Hackers post proof of deep access on Youtube.
Fears are growing that the hacking attack on the Las Vegas Sands websites may have penetrated deeper than was at first thought by company spokesman Ron Reese.
Only hours after the websites were restored after almost a week of downtime, the hackers, using the nom-de-plume Anti-WMD Team posted an 11-minute video on Youtube indicating that they had achieved access to extensive corporate information.
The vid was posted from an account named “Zhao Anderson” and was subsequently anonymously flagged to a number of media outlets, presumably to ensure that it was given publicity.
Although the vid was quickly taken down by Youtube, it was not before a number of industry, media and security observers had viewed it, reporting that the hacking gang claimed to have made off with 828 gigs of information from the corporate records of the huge company, owned by multi-billionaire land gambling baron Sheldon Adelson.
The publication Net Security reported that highly sensitive financial and personal information and technical passwords appeared to among the data displayed in the video, indicating that the criminal penetration went far deeper than Sands' claims that the assault was halted at the corporate mail server.
Sands spokesman Ron Reese was quick to respond to the vid, admitting that his company has since established that the hackers had "…reached at least some of the company’s internal drives in the US.”
He advised that company (and presumably FBI) investigators were reviewing the Youtube vid in an attempt to determine exactly how big the security breach had been and what, if any, data may have been stolen.
However, he sounded a note of optimism in saying the company does not believe that its "core operating systems" were invaded.
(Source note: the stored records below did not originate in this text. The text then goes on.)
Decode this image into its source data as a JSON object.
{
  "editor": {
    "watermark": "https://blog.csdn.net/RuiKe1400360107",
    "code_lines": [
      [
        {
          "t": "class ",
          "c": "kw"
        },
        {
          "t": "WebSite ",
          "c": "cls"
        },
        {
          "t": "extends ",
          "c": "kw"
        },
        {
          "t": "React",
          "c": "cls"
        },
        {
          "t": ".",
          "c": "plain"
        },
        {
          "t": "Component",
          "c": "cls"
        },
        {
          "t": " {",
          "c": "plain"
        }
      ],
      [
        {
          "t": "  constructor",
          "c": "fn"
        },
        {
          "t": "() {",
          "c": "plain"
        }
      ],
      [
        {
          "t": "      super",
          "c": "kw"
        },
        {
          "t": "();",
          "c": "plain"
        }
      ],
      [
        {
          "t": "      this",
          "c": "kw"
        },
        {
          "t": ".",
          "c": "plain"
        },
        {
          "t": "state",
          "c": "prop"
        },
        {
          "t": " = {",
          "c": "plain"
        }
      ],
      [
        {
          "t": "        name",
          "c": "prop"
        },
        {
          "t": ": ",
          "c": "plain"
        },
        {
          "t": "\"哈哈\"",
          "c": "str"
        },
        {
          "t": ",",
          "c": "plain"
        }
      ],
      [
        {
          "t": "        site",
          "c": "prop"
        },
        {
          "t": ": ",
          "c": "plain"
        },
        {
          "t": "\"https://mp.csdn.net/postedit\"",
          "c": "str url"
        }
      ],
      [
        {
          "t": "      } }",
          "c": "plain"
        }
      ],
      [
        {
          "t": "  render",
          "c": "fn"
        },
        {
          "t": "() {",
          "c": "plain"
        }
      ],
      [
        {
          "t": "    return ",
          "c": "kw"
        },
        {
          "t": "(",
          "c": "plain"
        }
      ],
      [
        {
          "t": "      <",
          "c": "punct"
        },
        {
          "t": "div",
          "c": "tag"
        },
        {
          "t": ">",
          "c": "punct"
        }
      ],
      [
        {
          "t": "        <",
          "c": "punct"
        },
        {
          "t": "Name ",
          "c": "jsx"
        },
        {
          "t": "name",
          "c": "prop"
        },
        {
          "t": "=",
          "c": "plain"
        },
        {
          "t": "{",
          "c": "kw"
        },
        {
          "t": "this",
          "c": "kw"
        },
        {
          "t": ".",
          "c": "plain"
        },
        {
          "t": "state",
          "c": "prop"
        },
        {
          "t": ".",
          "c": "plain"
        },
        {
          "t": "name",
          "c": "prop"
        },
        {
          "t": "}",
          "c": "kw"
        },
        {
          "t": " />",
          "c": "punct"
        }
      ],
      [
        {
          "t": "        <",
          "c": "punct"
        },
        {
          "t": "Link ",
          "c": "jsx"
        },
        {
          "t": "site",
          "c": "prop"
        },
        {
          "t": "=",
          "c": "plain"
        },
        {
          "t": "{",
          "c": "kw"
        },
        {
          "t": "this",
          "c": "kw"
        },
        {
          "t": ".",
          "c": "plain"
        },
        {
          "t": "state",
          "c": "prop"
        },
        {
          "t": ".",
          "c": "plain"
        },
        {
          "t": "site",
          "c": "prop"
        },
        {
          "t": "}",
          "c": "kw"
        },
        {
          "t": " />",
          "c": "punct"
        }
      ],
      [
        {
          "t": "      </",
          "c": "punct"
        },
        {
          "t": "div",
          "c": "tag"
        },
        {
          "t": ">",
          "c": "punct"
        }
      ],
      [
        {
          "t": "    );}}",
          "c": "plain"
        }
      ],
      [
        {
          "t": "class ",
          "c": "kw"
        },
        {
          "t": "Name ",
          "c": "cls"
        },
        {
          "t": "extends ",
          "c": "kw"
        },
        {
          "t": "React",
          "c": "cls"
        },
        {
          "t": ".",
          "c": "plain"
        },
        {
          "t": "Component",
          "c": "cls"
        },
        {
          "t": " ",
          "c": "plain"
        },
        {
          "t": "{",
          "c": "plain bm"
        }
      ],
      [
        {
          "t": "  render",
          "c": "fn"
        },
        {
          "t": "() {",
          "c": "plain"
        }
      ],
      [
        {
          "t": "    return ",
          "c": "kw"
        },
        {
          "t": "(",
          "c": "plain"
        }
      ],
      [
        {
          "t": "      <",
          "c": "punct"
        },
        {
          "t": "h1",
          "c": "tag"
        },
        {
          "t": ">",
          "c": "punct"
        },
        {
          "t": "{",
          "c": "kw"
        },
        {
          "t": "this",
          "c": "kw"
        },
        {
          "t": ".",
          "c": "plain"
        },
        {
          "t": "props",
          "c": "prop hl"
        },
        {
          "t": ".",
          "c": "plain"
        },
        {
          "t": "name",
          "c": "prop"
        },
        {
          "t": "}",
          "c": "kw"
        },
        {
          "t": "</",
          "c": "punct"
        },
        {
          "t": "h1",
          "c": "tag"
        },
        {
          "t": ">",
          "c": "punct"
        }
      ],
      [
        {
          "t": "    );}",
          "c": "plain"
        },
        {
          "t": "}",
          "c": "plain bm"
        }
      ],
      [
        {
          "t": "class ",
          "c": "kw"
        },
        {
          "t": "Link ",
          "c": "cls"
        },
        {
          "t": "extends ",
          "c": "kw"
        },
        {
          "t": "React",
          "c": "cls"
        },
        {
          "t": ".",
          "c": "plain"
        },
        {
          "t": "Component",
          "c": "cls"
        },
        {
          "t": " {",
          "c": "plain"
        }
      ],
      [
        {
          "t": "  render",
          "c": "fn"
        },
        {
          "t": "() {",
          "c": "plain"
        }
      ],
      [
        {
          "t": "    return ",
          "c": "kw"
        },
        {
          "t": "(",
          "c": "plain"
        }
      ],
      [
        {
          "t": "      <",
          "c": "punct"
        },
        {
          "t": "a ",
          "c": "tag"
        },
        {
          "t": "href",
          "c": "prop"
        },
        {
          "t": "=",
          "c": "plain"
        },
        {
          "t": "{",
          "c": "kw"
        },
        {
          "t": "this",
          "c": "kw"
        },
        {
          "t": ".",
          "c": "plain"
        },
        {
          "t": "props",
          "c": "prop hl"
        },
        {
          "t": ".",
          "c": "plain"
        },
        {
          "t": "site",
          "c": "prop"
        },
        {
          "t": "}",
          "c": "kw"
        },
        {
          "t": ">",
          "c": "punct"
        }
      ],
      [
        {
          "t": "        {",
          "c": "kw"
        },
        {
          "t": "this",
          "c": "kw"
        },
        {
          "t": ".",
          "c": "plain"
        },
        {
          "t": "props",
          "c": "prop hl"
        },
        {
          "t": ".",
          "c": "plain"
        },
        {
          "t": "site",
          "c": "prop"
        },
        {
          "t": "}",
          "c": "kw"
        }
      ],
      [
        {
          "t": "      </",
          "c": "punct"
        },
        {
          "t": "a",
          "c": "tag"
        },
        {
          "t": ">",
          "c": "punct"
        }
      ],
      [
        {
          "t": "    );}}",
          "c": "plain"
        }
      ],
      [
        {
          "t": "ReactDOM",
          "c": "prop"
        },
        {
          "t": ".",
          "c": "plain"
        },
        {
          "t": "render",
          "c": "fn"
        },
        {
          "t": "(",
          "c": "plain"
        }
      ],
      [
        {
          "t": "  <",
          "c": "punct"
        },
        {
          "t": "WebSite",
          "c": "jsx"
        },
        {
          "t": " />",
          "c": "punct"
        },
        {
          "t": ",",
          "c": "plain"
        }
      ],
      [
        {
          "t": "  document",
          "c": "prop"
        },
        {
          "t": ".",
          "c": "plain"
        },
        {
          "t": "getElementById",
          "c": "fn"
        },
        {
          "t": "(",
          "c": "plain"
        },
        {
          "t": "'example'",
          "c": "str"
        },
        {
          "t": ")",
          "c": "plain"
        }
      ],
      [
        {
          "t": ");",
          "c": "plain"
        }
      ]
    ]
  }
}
The hacking attack was allegedly mounted in retaliation for an Adelson speech in Israel in which he reportedly advocated a US nuclear strike in the Iranian desert to deter that country from further nuclear development.